provision mandates punishment for vaguely defined actions that may not actually be connected to the trafficking of a person at all.
Another by-product of passing the proposed legislation would be a dramatic shift in India's landscape of intermediary liability laws, i.e., rules which determine the liability of platforms such as Facebook and Twitter, and messaging services like
Whatsapp and Signal for hosting or distributing unlawful content.
Provisions in the Bill that criminalize the publication and distribution of content, ignore that unlike the physical world, modern electronic communication requires third-party intermediaries to store and distribute content. This wording can implicate
neutral communication pipeways, such as ISPs, online platforms, mobile messengers, which currently cannot even know of the presence of such material unless they surveil all their users. Under the proposed legislation, the fact that human traffickers used
Whatsapp to communicate about their activities could be used to hold the messaging service criminally liable.
Sikh leaders in India have threatened to protest over the title of a biopic because it uses the name Kaur.
Sunny Leone is a former porn star turned Bollywood actress who plays herself in web series Karenjit Kaur: The Untold Story of Sunny Leone . Kaur - Leone's real name - is used by Sikh women as a surname or middle name and symbolises gender
The web series depicts her life and premiered on 16 July for Zee5, a streaming platform in India.
In a letter to Subhash Chandra, the chairman of Essel Group which owns Zee5, Indian politician Manjinder Singh Sirsa called for the show to be pulled from the network or have the name Kaur removed from the title.

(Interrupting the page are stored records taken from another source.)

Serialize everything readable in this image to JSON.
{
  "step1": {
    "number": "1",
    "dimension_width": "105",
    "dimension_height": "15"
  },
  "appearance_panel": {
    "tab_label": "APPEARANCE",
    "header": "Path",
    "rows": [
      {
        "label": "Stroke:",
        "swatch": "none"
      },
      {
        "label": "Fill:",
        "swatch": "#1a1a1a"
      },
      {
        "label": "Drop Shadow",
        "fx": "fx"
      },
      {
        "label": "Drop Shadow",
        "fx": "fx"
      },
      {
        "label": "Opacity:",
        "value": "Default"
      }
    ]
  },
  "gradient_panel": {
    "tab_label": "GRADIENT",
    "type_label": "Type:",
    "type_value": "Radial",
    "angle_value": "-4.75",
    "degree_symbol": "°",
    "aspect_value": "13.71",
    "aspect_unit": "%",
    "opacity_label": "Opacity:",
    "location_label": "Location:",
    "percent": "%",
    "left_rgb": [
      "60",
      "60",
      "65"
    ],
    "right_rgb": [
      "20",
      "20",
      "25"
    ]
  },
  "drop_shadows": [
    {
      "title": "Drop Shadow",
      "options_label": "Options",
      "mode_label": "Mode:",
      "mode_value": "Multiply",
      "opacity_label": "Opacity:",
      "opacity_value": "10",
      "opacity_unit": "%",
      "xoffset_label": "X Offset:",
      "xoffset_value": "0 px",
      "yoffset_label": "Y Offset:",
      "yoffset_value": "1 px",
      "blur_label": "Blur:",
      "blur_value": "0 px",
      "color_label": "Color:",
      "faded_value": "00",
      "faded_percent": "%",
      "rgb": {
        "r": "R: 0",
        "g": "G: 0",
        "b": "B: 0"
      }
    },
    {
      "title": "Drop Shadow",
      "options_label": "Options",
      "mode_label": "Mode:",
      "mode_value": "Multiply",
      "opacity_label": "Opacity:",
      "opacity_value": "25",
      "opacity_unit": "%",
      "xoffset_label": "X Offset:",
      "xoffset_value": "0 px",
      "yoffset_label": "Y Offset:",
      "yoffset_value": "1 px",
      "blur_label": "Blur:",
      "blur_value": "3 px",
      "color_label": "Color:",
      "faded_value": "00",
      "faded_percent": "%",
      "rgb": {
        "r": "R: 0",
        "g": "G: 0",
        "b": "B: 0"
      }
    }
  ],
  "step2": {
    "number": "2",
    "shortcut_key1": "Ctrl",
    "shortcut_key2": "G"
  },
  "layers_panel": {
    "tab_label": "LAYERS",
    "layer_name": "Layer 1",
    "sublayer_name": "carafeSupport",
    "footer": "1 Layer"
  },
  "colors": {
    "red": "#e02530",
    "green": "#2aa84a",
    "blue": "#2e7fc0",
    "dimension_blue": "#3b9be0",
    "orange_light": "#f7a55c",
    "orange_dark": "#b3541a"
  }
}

But Chandra responded simply by
explaining that her name can't be changed.
Other Sikh groups and leaders have expressed similar sentiments and have threatened to protest outside the network's offices if their demands aren't met.